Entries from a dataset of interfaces
▬▬▬▬▬▬

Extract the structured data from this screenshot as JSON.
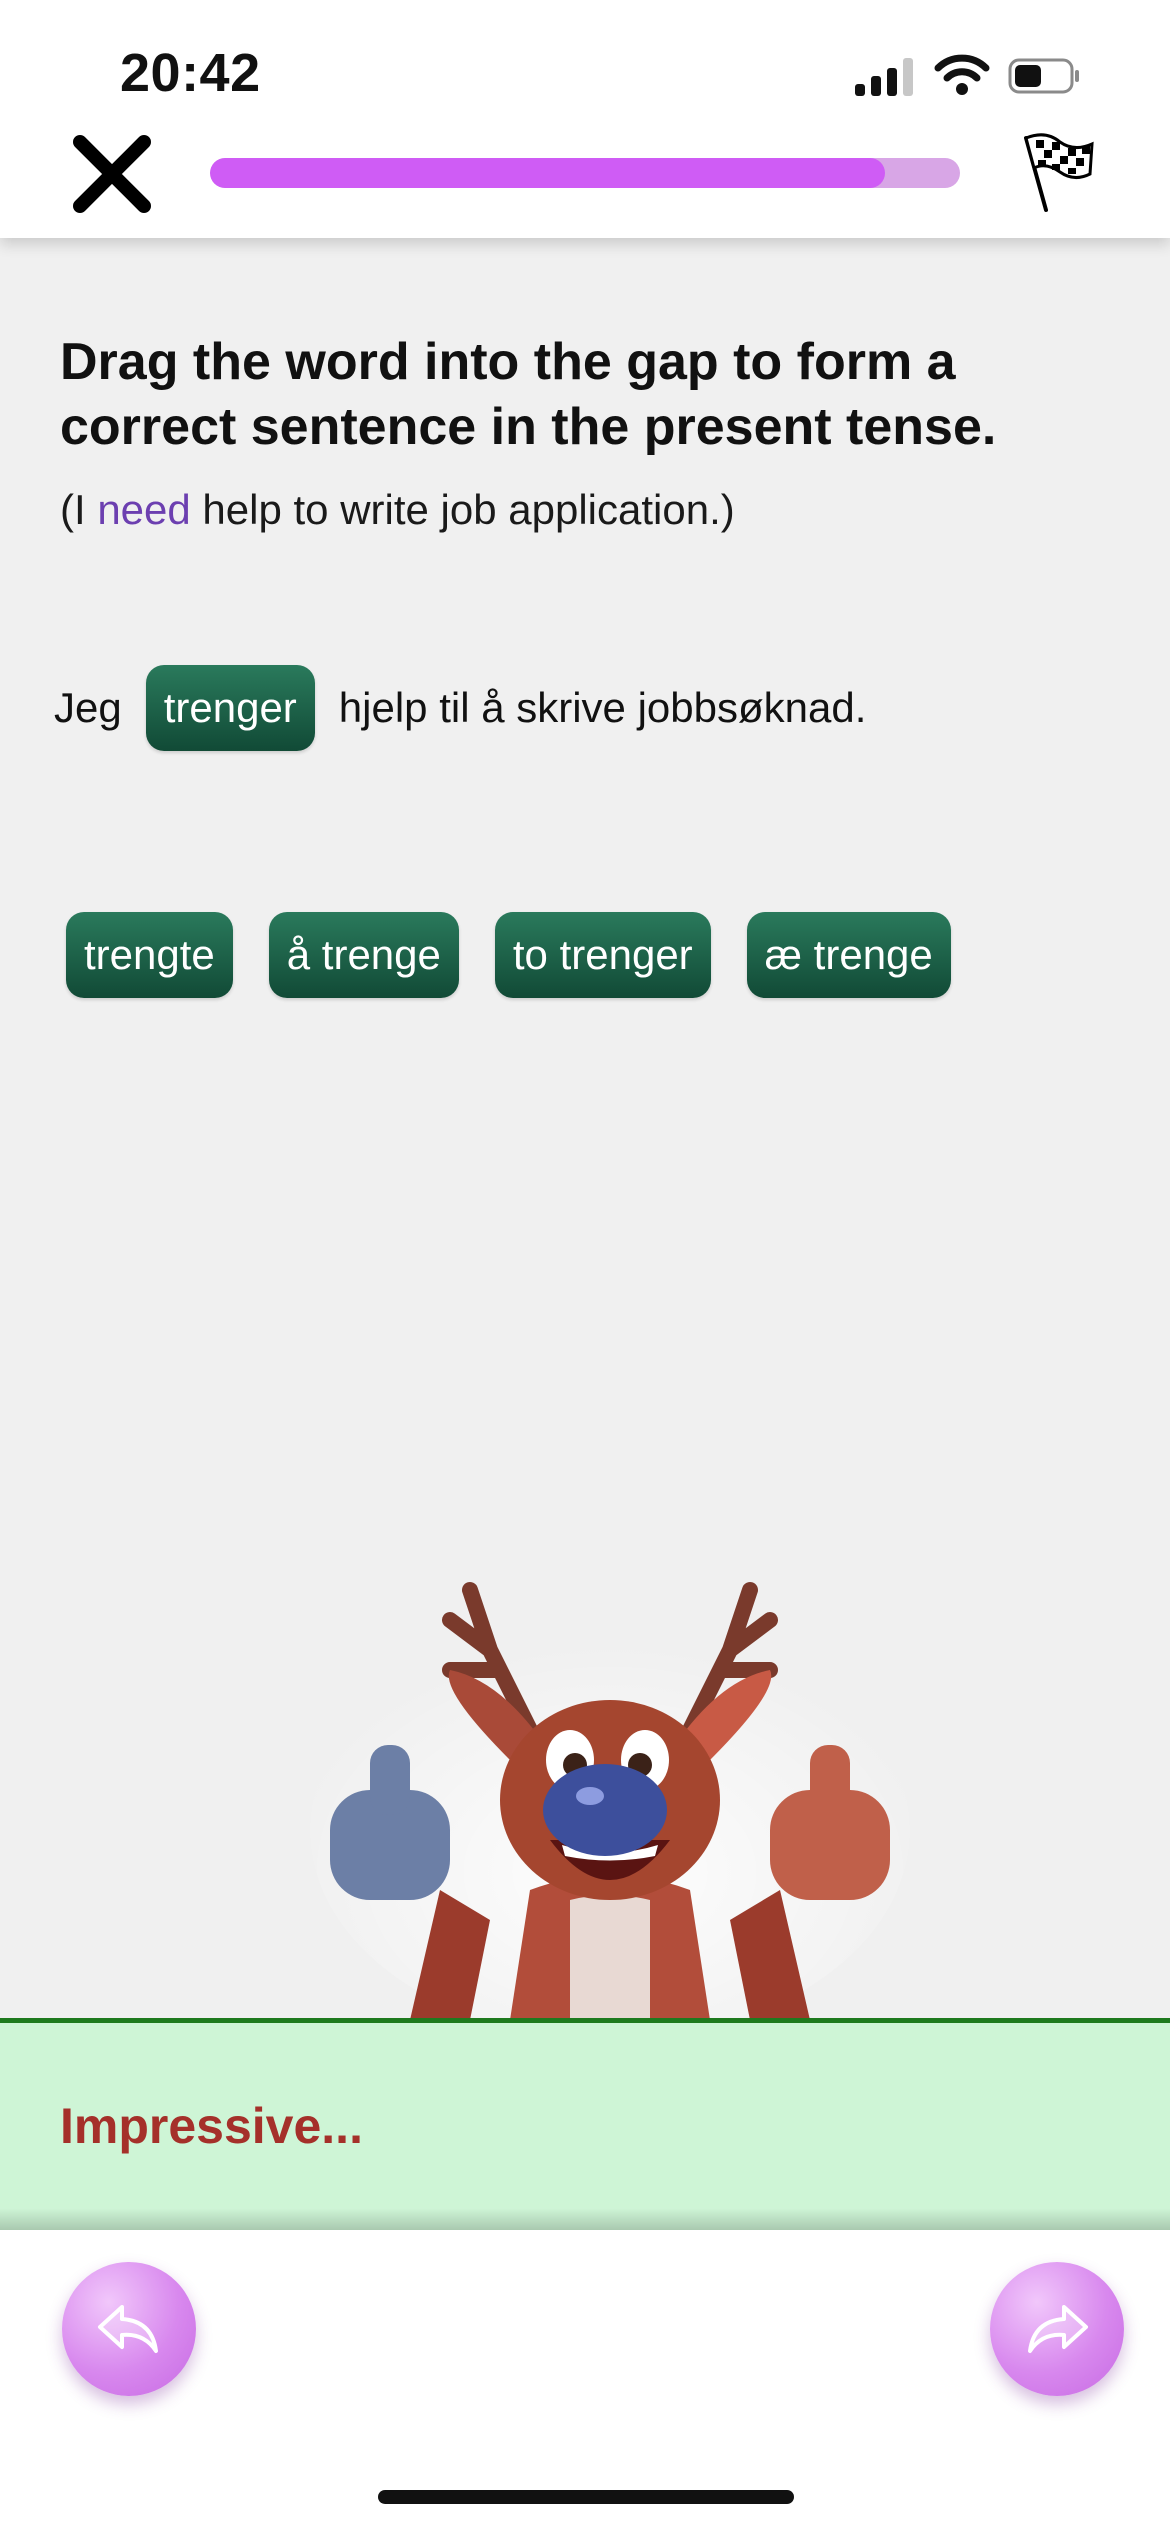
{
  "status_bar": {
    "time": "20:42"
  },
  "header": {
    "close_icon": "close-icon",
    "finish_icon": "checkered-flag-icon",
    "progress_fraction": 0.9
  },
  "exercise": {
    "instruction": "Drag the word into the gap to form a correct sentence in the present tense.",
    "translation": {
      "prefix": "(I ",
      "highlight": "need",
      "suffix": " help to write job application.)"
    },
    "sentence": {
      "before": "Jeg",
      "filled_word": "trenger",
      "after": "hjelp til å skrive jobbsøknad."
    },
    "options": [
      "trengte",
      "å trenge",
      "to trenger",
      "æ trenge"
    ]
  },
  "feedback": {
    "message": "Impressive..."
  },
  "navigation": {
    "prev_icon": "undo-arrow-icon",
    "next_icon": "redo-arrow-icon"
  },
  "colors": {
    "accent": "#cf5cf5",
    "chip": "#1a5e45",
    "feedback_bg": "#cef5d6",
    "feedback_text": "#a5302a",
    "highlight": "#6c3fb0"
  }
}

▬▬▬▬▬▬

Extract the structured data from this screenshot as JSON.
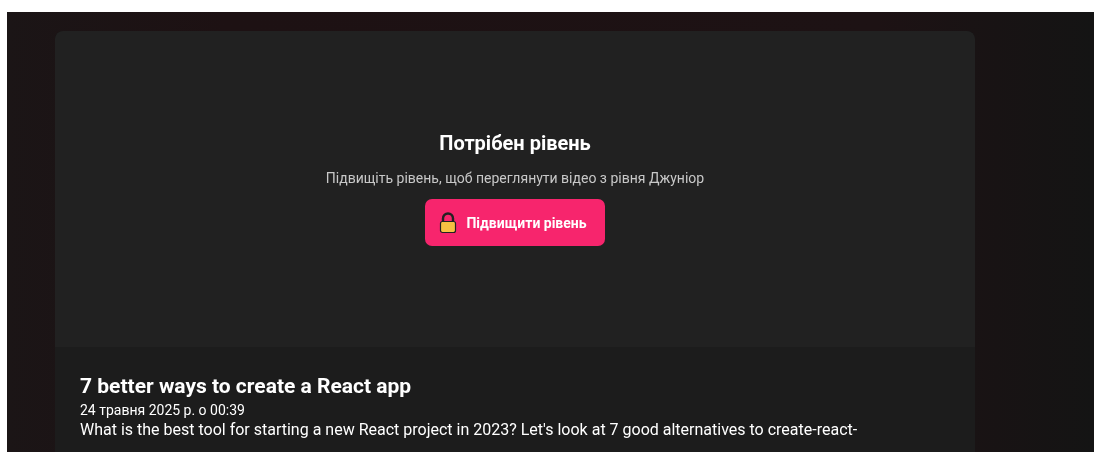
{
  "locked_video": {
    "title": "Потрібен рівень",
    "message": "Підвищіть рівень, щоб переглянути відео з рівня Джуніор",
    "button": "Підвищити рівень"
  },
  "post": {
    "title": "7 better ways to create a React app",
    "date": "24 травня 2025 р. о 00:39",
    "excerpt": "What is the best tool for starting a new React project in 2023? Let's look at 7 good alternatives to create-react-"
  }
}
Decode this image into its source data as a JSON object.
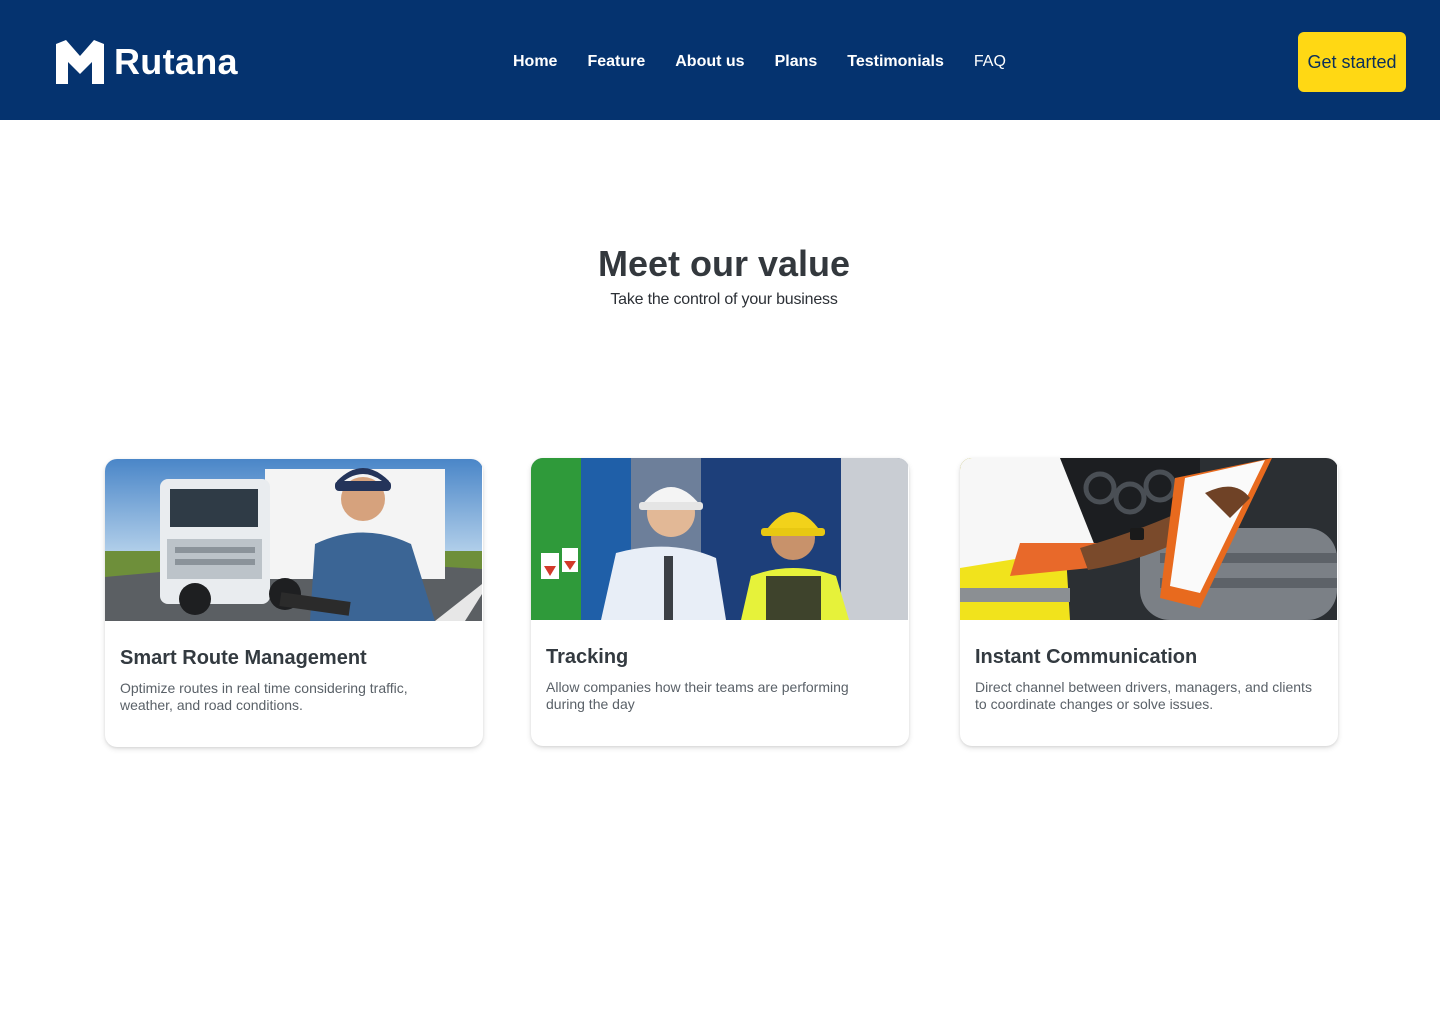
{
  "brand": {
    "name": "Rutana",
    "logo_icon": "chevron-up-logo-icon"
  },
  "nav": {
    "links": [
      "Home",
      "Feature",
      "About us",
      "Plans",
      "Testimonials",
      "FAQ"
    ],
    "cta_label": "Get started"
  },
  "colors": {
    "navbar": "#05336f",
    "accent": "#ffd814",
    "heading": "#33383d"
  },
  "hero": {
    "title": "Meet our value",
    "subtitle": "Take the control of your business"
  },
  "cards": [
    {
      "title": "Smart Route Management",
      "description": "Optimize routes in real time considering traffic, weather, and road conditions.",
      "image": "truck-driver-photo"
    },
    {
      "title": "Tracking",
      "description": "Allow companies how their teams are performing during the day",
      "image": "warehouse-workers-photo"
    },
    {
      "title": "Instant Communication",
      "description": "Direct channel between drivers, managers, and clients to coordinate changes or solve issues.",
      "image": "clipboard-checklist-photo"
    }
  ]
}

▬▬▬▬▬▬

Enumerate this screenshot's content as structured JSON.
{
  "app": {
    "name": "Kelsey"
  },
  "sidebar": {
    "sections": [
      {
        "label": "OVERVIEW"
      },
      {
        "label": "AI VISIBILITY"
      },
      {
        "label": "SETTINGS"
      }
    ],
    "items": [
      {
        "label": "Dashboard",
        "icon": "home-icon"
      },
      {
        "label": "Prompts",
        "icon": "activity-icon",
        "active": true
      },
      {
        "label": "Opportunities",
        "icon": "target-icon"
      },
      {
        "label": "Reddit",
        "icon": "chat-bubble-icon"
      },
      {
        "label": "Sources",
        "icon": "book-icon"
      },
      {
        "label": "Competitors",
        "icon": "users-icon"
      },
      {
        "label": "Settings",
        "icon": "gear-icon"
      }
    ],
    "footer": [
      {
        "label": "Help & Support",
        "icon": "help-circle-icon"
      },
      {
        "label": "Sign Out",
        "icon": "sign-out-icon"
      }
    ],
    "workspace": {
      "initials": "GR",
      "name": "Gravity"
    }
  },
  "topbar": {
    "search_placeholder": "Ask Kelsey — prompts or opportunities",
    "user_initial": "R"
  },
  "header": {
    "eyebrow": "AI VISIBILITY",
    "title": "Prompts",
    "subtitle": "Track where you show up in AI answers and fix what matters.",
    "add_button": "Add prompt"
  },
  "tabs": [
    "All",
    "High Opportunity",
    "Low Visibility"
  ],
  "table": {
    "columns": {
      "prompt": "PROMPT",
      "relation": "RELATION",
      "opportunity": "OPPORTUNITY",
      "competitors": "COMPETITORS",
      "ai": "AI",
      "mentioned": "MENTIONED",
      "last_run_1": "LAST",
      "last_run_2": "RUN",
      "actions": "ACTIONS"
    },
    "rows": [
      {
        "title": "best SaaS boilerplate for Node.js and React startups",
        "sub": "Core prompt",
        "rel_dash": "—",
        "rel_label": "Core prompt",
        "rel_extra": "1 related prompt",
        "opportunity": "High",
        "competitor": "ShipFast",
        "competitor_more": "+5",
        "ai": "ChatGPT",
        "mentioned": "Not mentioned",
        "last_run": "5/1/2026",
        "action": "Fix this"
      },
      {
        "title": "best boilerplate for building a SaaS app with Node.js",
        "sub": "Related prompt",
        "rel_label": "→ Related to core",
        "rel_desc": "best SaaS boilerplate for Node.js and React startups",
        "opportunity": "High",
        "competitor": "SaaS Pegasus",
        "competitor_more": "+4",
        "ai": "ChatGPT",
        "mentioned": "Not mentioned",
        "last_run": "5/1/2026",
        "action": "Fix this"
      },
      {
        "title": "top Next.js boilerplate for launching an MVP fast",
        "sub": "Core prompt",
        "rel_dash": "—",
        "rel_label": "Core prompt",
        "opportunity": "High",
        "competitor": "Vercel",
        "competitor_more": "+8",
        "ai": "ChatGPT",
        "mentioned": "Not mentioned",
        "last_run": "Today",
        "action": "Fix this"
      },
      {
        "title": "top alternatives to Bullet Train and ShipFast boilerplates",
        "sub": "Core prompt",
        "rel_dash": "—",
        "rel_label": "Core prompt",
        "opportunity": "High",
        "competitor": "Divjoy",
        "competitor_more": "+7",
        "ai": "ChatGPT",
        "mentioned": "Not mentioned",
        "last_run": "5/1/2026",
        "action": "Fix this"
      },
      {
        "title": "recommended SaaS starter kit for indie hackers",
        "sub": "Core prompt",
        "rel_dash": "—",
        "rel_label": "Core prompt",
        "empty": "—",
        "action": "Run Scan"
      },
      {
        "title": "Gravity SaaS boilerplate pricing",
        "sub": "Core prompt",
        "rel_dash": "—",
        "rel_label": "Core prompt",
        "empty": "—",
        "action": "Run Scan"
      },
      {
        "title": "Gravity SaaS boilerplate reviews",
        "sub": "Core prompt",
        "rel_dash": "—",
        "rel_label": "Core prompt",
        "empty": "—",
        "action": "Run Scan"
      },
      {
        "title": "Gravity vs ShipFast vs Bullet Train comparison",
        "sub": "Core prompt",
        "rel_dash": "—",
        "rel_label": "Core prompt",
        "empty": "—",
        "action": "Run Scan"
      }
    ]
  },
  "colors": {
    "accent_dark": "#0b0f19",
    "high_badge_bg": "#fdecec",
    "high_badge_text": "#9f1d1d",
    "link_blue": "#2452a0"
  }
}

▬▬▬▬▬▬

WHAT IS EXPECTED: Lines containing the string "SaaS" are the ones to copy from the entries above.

ANSWER TO THE PROBLEM:
        "title": "best SaaS boilerplate for Node.js and React startups",
        "title": "best boilerplate for building a SaaS app with Node.js",
        "rel_desc": "best SaaS boilerplate for Node.js and React startups",
        "competitor": "SaaS Pegasus",
        "title": "recommended SaaS starter kit for indie hackers",
        "title": "Gravity SaaS boilerplate pricing",
        "title": "Gravity SaaS boilerplate reviews",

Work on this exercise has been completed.